──────── Supplied information
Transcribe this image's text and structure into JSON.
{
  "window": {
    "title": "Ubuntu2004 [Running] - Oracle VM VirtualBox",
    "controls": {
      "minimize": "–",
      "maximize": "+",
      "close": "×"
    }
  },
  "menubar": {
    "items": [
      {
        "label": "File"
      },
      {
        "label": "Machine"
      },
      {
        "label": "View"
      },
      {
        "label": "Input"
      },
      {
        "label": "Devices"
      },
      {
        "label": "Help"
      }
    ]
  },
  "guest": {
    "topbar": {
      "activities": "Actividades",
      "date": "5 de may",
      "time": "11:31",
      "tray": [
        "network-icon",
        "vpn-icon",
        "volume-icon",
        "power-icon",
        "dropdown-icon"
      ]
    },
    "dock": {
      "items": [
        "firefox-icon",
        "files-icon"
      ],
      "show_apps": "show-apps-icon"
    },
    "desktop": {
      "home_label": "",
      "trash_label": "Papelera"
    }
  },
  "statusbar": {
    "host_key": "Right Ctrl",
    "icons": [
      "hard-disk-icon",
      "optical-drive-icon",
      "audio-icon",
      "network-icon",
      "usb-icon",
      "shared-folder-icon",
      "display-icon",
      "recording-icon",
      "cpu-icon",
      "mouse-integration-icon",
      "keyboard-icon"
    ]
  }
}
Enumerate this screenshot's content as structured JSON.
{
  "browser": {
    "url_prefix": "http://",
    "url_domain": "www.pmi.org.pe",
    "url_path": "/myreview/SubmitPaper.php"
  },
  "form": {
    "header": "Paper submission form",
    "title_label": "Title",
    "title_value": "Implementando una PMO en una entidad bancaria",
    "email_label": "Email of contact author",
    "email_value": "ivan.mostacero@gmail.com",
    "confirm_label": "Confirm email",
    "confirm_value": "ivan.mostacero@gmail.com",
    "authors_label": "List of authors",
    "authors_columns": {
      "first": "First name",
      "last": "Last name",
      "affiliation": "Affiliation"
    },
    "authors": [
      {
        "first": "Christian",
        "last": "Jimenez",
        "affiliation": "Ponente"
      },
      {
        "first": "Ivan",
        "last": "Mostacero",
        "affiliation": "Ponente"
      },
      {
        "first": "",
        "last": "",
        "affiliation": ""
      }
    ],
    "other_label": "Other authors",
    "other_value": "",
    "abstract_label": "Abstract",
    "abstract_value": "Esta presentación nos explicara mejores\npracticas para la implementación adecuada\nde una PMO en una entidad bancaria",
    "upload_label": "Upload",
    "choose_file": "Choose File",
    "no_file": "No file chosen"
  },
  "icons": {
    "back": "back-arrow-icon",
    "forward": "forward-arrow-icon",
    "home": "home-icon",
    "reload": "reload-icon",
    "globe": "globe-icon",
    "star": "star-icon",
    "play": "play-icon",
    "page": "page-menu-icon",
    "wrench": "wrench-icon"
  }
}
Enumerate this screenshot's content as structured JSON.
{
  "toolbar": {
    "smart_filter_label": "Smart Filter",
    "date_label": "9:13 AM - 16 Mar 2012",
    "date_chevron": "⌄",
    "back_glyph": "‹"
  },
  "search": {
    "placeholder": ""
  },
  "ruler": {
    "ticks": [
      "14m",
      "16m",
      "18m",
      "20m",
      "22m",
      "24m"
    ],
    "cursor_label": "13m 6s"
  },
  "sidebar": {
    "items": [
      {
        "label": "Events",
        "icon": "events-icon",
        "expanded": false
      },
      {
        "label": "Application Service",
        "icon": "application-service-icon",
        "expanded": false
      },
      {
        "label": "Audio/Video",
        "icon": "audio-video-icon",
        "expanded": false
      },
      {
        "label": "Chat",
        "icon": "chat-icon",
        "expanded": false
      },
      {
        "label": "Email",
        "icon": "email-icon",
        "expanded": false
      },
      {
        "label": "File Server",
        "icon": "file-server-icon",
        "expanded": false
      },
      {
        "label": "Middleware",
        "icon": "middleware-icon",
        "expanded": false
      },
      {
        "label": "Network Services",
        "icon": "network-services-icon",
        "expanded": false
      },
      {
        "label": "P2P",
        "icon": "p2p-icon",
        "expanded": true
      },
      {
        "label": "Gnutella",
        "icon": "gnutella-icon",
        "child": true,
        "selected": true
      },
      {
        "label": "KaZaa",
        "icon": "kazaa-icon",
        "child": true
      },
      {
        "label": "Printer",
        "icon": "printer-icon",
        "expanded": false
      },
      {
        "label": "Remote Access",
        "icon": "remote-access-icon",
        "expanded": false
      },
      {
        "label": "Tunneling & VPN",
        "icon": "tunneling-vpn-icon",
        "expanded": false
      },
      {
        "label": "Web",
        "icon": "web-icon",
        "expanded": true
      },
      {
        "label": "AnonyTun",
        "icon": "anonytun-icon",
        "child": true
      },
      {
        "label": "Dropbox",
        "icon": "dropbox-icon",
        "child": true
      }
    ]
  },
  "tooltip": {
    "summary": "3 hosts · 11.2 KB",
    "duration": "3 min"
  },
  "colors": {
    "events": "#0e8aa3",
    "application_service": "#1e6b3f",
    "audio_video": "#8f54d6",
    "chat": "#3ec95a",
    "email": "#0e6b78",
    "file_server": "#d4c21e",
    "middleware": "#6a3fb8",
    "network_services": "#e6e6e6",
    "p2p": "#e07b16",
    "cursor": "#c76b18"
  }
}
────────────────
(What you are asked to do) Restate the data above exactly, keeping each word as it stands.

(Answer section)
Transcribe this image's text and structure into JSON.
{
  "window": {
    "title": "Ubuntu2004 [Running] - Oracle VM VirtualBox",
    "controls": {
      "minimize": "–",
      "maximize": "+",
      "close": "×"
    }
  },
  "menubar": {
    "items": [
      {
        "label": "File"
      },
      {
        "label": "Machine"
      },
      {
        "label": "View"
      },
      {
        "label": "Input"
      },
      {
        "label": "Devices"
      },
      {
        "label": "Help"
      }
    ]
  },
  "guest": {
    "topbar": {
      "activities": "Actividades",
      "date": "5 de may",
      "time": "11:31",
      "tray": [
        "network-icon",
        "vpn-icon",
        "volume-icon",
        "power-icon",
        "dropdown-icon"
      ]
    },
    "dock": {
      "items": [
        "firefox-icon",
        "files-icon"
      ],
      "show_apps": "show-apps-icon"
    },
    "desktop": {
      "home_label": "",
      "trash_label": "Papelera"
    }
  },
  "statusbar": {
    "host_key": "Right Ctrl",
    "icons": [
      "hard-disk-icon",
      "optical-drive-icon",
      "audio-icon",
      "network-icon",
      "usb-icon",
      "shared-folder-icon",
      "display-icon",
      "recording-icon",
      "cpu-icon",
      "mouse-integration-icon",
      "keyboard-icon"
    ]
  }
}
Enumerate this screenshot's content as structured JSON.
{
  "browser": {
    "url_prefix": "http://",
    "url_domain": "www.pmi.org.pe",
    "url_path": "/myreview/SubmitPaper.php"
  },
  "form": {
    "header": "Paper submission form",
    "title_label": "Title",
    "title_value": "Implementando una PMO en una entidad bancaria",
    "email_label": "Email of contact author",
    "email_value": "ivan.mostacero@gmail.com",
    "confirm_label": "Confirm email",
    "confirm_value": "ivan.mostacero@gmail.com",
    "authors_label": "List of authors",
    "authors_columns": {
      "first": "First name",
      "last": "Last name",
      "affiliation": "Affiliation"
    },
    "authors": [
      {
        "first": "Christian",
        "last": "Jimenez",
        "affiliation": "Ponente"
      },
      {
        "first": "Ivan",
        "last": "Mostacero",
        "affiliation": "Ponente"
      },
      {
        "first": "",
        "last": "",
        "affiliation": ""
      }
    ],
    "other_label": "Other authors",
    "other_value": "",
    "abstract_label": "Abstract",
    "abstract_value": "Esta presentación nos explicara mejores\npracticas para la implementación adecuada\nde una PMO en una entidad bancaria",
    "upload_label": "Upload",
    "choose_file": "Choose File",
    "no_file": "No file chosen"
  },
  "icons": {
    "back": "back-arrow-icon",
    "forward": "forward-arrow-icon",
    "home": "home-icon",
    "reload": "reload-icon",
    "globe": "globe-icon",
    "star": "star-icon",
    "play": "play-icon",
    "page": "page-menu-icon",
    "wrench": "wrench-icon"
  }
}
Enumerate this screenshot's content as structured JSON.
{
  "toolbar": {
    "smart_filter_label": "Smart Filter",
    "date_label": "9:13 AM - 16 Mar 2012",
    "date_chevron": "⌄",
    "back_glyph": "‹"
  },
  "search": {
    "placeholder": ""
  },
  "ruler": {
    "ticks": [
      "14m",
      "16m",
      "18m",
      "20m",
      "22m",
      "24m"
    ],
    "cursor_label": "13m 6s"
  },
  "sidebar": {
    "items": [
      {
        "label": "Events",
        "icon": "events-icon",
        "expanded": false
      },
      {
        "label": "Application Service",
        "icon": "application-service-icon",
        "expanded": false
      },
      {
        "label": "Audio/Video",
        "icon": "audio-video-icon",
        "expanded": false
      },
      {
        "label": "Chat",
        "icon": "chat-icon",
        "expanded": false
      },
      {
        "label": "Email",
        "icon": "email-icon",
        "expanded": false
      },
      {
        "label": "File Server",
        "icon": "file-server-icon",
        "expanded": false
      },
      {
        "label": "Middleware",
        "icon": "middleware-icon",
        "expanded": false
      },
      {
        "label": "Network Services",
        "icon": "network-services-icon",
        "expanded": false
      },
      {
        "label": "P2P",
        "icon": "p2p-icon",
        "expanded": true
      },
      {
        "label": "Gnutella",
        "icon": "gnutella-icon",
        "child": true,
        "selected": true
      },
      {
        "label": "KaZaa",
        "icon": "kazaa-icon",
        "child": true
      },
      {
        "label": "Printer",
        "icon": "printer-icon",
        "expanded": false
      },
      {
        "label": "Remote Access",
        "icon": "remote-access-icon",
        "expanded": false
      },
      {
        "label": "Tunneling & VPN",
        "icon": "tunneling-vpn-icon",
        "expanded": false
      },
      {
        "label": "Web",
        "icon": "web-icon",
        "expanded": true
      },
      {
        "label": "AnonyTun",
        "icon": "anonytun-icon",
        "child": true
      },
      {
        "label": "Dropbox",
        "icon": "dropbox-icon",
        "child": true
      }
    ]
  },
  "tooltip": {
    "summary": "3 hosts · 11.2 KB",
    "duration": "3 min"
  },
  "colors": {
    "events": "#0e8aa3",
    "application_service": "#1e6b3f",
    "audio_video": "#8f54d6",
    "chat": "#3ec95a",
    "email": "#0e6b78",
    "file_server": "#d4c21e",
    "middleware": "#6a3fb8",
    "network_services": "#e6e6e6",
    "p2p": "#e07b16",
    "cursor": "#c76b18"
  }
}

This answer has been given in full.